---------- DATA FOR THE TASK

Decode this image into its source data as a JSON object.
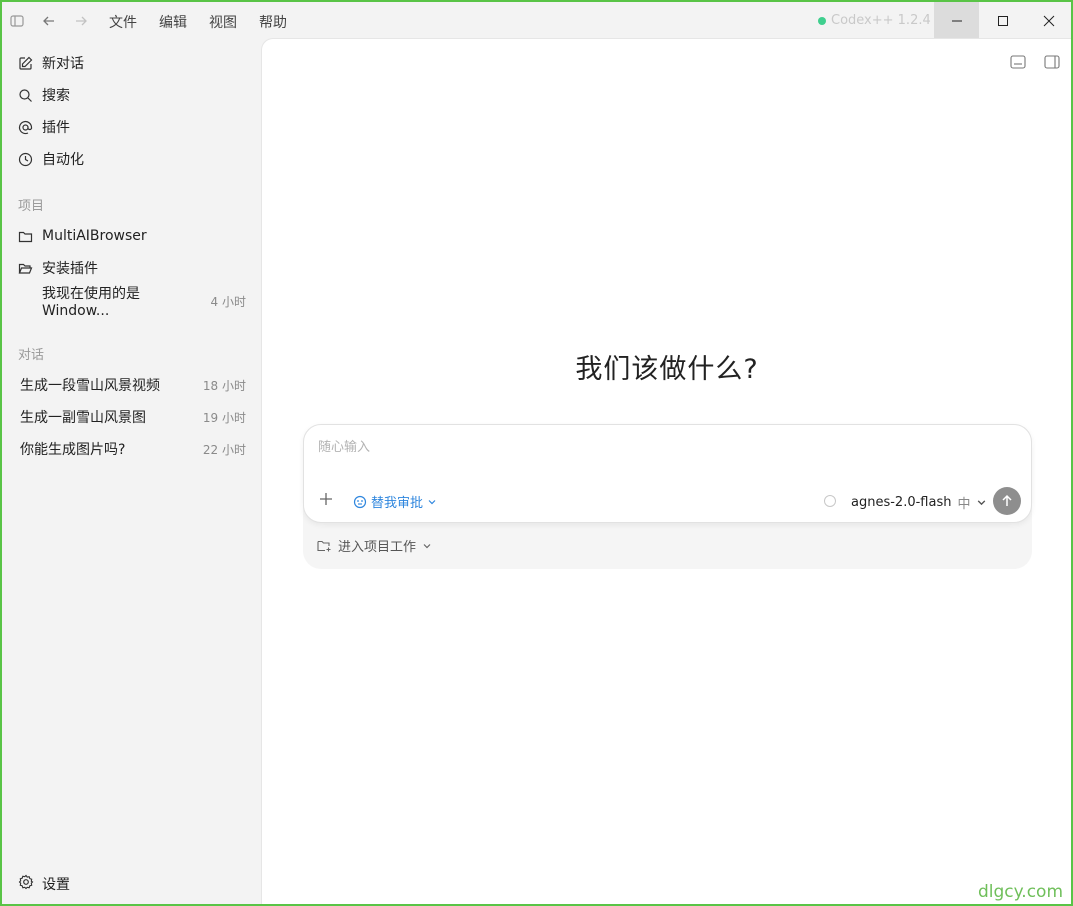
{
  "titlebar": {
    "menu": [
      "文件",
      "编辑",
      "视图",
      "帮助"
    ],
    "app_version": "Codex++ 1.2.4"
  },
  "sidebar": {
    "nav": [
      {
        "label": "新对话",
        "icon": "edit-icon"
      },
      {
        "label": "搜索",
        "icon": "search-icon"
      },
      {
        "label": "插件",
        "icon": "at-icon"
      },
      {
        "label": "自动化",
        "icon": "clock-icon"
      }
    ],
    "projects_heading": "项目",
    "projects": [
      {
        "label": "MultiAIBrowser",
        "icon": "folder-icon"
      },
      {
        "label": "安装插件",
        "icon": "folder-open-icon"
      }
    ],
    "thread": {
      "label": "我现在使用的是 Window...",
      "time": "4 小时"
    },
    "conversations_heading": "对话",
    "conversations": [
      {
        "label": "生成一段雪山风景视频",
        "time": "18 小时"
      },
      {
        "label": "生成一副雪山风景图",
        "time": "19 小时"
      },
      {
        "label": "你能生成图片吗?",
        "time": "22 小时"
      }
    ],
    "settings_label": "设置"
  },
  "main": {
    "heading": "我们该做什么?",
    "composer": {
      "placeholder": "随心输入",
      "approval_label": "替我审批",
      "model": "agnes-2.0-flash",
      "level": "中"
    },
    "project_button": "进入项目工作"
  },
  "watermark": "dlgcy.com",
  "colors": {
    "accent": "#2e86de",
    "status_dot": "#3fcf8e",
    "border": "#59c446"
  }
}
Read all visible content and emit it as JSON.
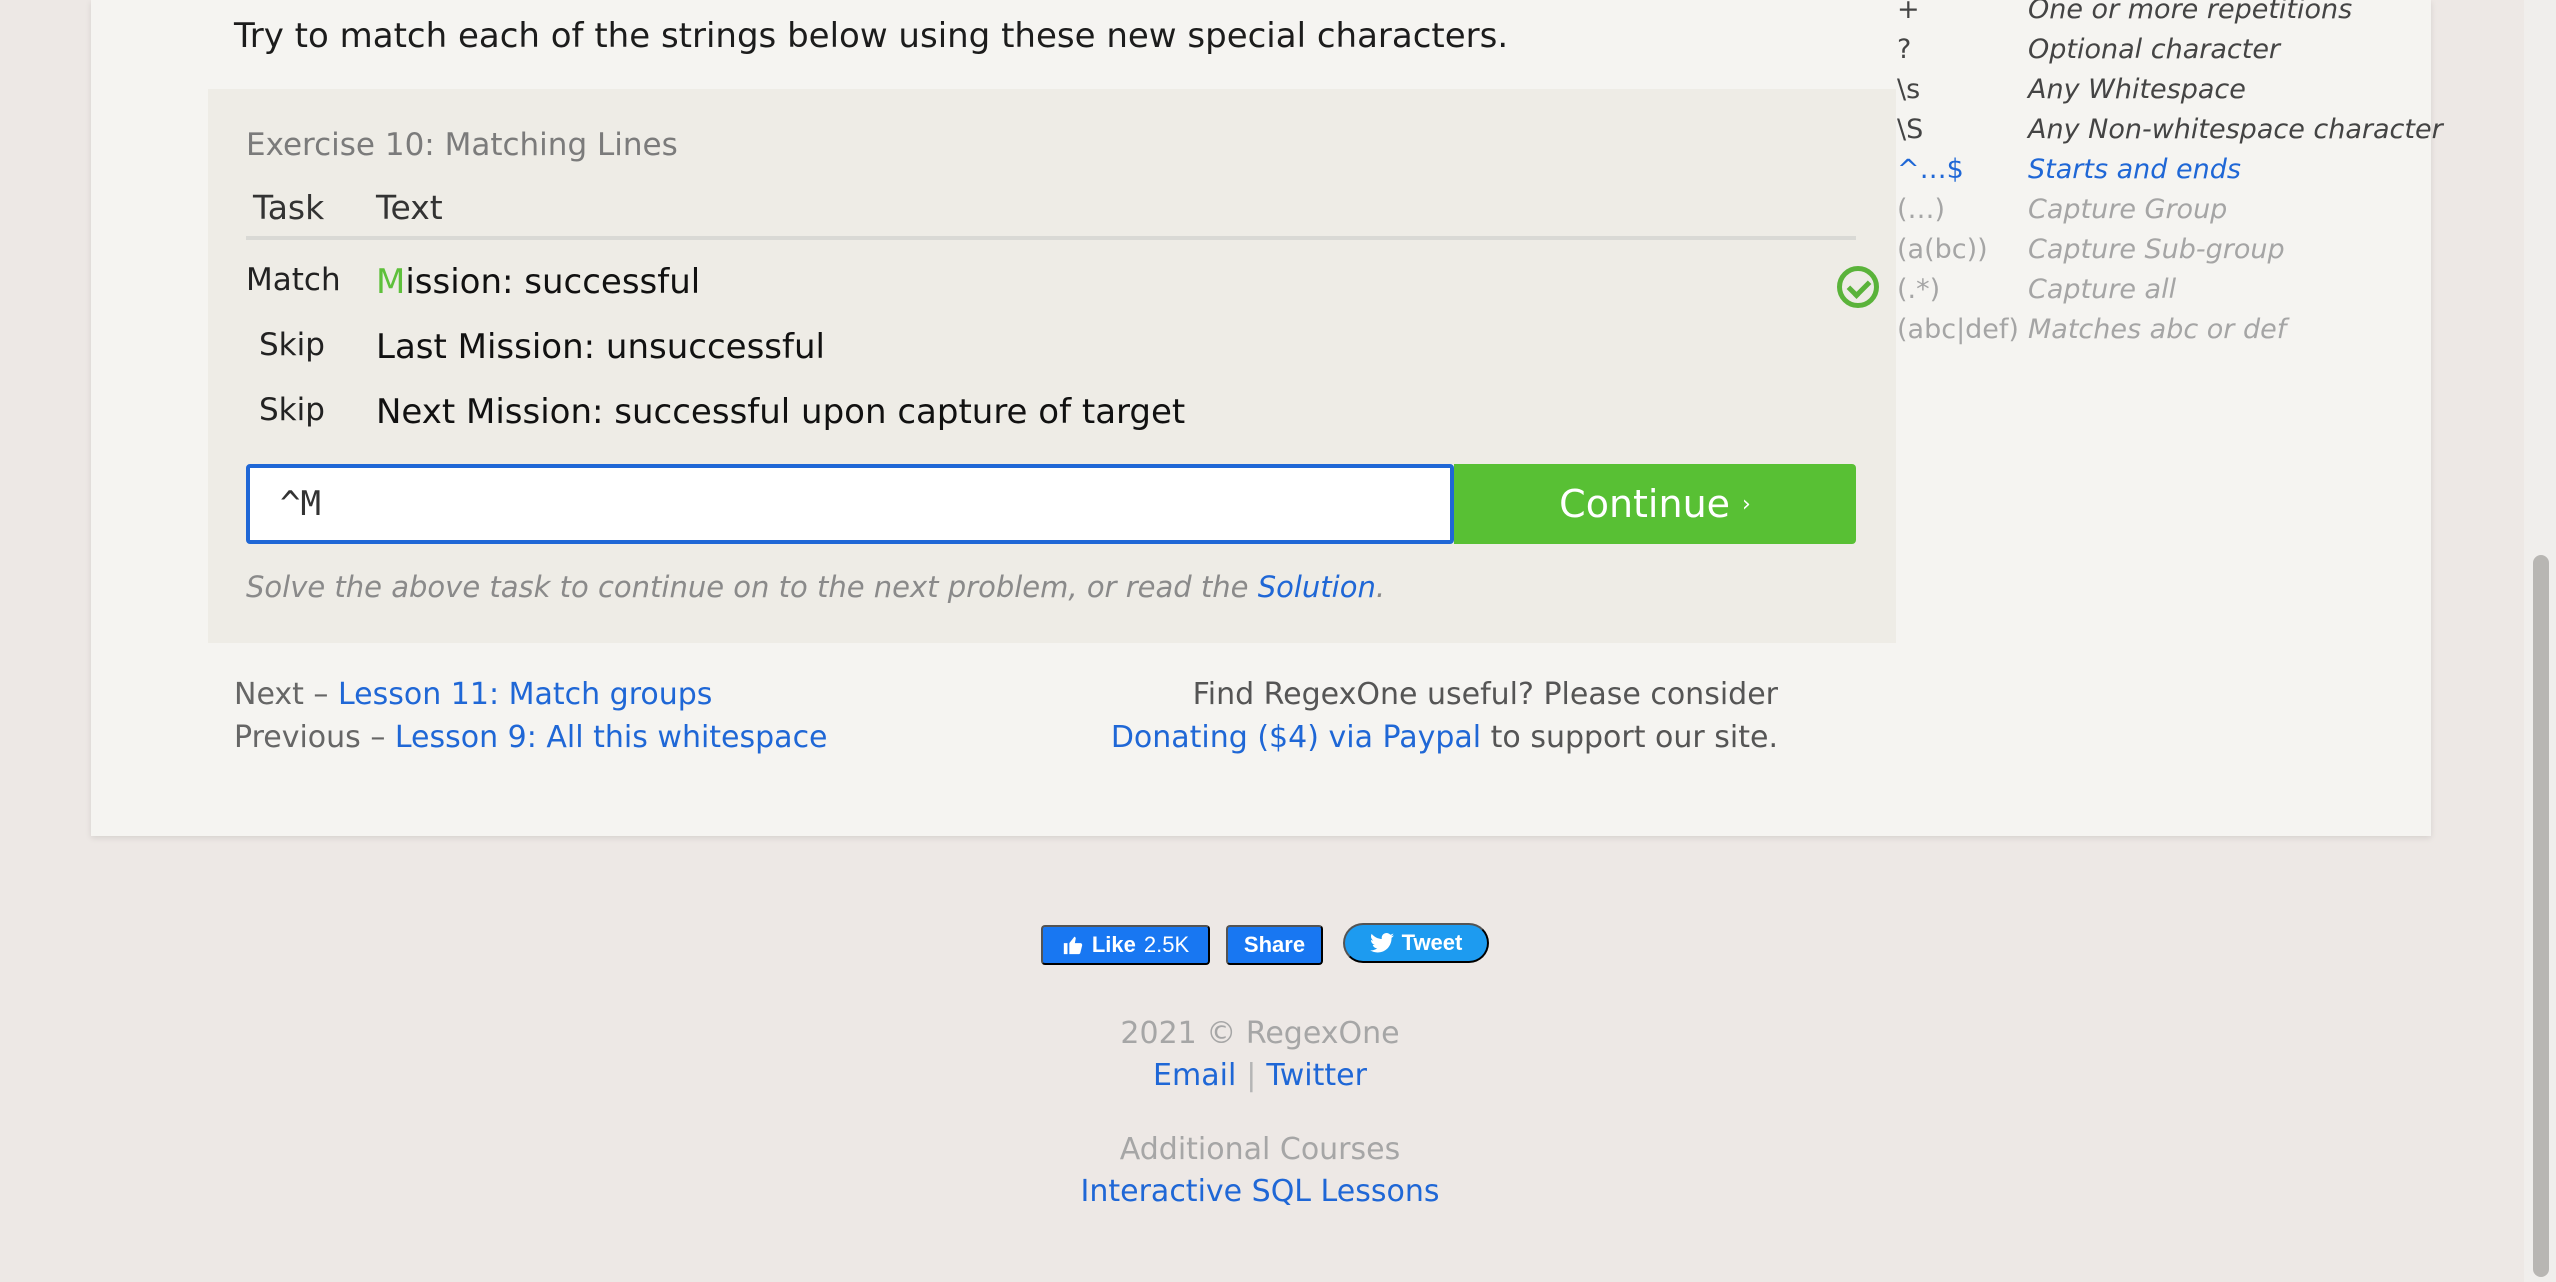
{
  "intro": "Try to match each of the strings below using these new special characters.",
  "exercise": {
    "title": "Exercise 10: Matching Lines",
    "columns": {
      "task": "Task",
      "text": "Text"
    },
    "rows": [
      {
        "task": "Match",
        "first_char": "M",
        "rest": "ission: successful",
        "status": "matched"
      },
      {
        "task": "Skip",
        "text": "Last Mission: unsuccessful"
      },
      {
        "task": "Skip",
        "text": "Next Mission: successful upon capture of target"
      }
    ],
    "input_value": "^M",
    "continue_label": "Continue",
    "continue_arrow": "›",
    "hint_prefix": "Solve the above task to continue on to the next problem, or read the ",
    "hint_link": "Solution",
    "hint_suffix": "."
  },
  "nav": {
    "next_prefix": "Next – ",
    "next_link": "Lesson 11: Match groups",
    "prev_prefix": "Previous – ",
    "prev_link": "Lesson 9: All this whitespace"
  },
  "support": {
    "line1": "Find RegexOne useful? Please consider",
    "donate_link": "Donating ($4) via Paypal",
    "line2_suffix": " to support our site."
  },
  "cheatsheet": [
    {
      "symbol": "+",
      "desc": "One or more repetitions",
      "state": "normal"
    },
    {
      "symbol": "?",
      "desc": "Optional character",
      "state": "normal"
    },
    {
      "symbol": "\\s",
      "desc": "Any Whitespace",
      "state": "normal"
    },
    {
      "symbol": "\\S",
      "desc": "Any Non-whitespace character",
      "state": "normal"
    },
    {
      "symbol": "^…$",
      "desc": "Starts and ends",
      "state": "active"
    },
    {
      "symbol": "(…)",
      "desc": "Capture Group",
      "state": "muted"
    },
    {
      "symbol": "(a(bc))",
      "desc": "Capture Sub-group",
      "state": "muted"
    },
    {
      "symbol": "(.*)",
      "desc": "Capture all",
      "state": "muted"
    },
    {
      "symbol": "(abc|def)",
      "desc": "Matches abc or def",
      "state": "muted"
    }
  ],
  "social": {
    "like_label": "Like",
    "like_count": "2.5K",
    "share_label": "Share",
    "tweet_label": "Tweet"
  },
  "footer": {
    "copyright": "2021 © RegexOne",
    "email": "Email",
    "separator": "|",
    "twitter": "Twitter",
    "additional": "Additional Courses",
    "sql_link": "Interactive SQL Lessons"
  },
  "colors": {
    "accent": "#1f67d6",
    "success": "#58c034",
    "facebook": "#1877f2",
    "twitter": "#1d9bf0"
  }
}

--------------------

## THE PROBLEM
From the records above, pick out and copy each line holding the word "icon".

## WRITTEN RESPONSE
        "icon": "edit-icon"
        "icon": "search-icon"
        "icon": "at-icon"
        "icon": "clock-icon"
        "icon": "folder-icon"
        "icon": "folder-open-icon"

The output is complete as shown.